Exercise directions: Copy every line from the records below that carries the word "name".

Source data:
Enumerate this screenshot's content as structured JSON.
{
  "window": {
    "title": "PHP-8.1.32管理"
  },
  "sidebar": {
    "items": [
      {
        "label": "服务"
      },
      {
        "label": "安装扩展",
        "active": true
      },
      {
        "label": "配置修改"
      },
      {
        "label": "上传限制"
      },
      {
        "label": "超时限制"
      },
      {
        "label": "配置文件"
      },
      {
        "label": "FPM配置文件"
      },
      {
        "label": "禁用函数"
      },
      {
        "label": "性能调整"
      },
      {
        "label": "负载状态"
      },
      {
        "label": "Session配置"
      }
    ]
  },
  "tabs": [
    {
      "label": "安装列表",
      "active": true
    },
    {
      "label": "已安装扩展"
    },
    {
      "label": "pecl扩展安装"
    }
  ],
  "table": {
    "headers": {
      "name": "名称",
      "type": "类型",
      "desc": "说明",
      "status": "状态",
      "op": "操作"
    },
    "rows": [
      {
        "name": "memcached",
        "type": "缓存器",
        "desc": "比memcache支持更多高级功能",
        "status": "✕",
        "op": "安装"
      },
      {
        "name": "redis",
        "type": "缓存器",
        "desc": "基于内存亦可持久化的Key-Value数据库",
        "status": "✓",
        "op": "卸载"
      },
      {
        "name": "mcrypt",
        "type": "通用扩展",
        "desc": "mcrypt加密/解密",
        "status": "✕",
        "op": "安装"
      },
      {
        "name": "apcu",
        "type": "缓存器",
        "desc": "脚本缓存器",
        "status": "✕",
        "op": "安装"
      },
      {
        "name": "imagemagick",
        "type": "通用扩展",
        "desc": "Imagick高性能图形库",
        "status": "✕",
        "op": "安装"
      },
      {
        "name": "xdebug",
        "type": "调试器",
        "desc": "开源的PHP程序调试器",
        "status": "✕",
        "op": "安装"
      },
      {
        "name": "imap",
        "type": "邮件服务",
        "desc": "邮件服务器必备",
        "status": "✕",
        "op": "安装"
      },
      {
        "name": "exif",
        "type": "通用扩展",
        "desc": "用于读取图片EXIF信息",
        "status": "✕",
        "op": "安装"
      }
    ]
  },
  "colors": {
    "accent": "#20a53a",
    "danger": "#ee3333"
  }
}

Task solution:
      "name": "名称",
        "name": "memcached",
        "name": "redis",
        "name": "mcrypt",
        "name": "apcu",
        "name": "imagemagick",
        "name": "xdebug",
        "name": "imap",
        "name": "exif",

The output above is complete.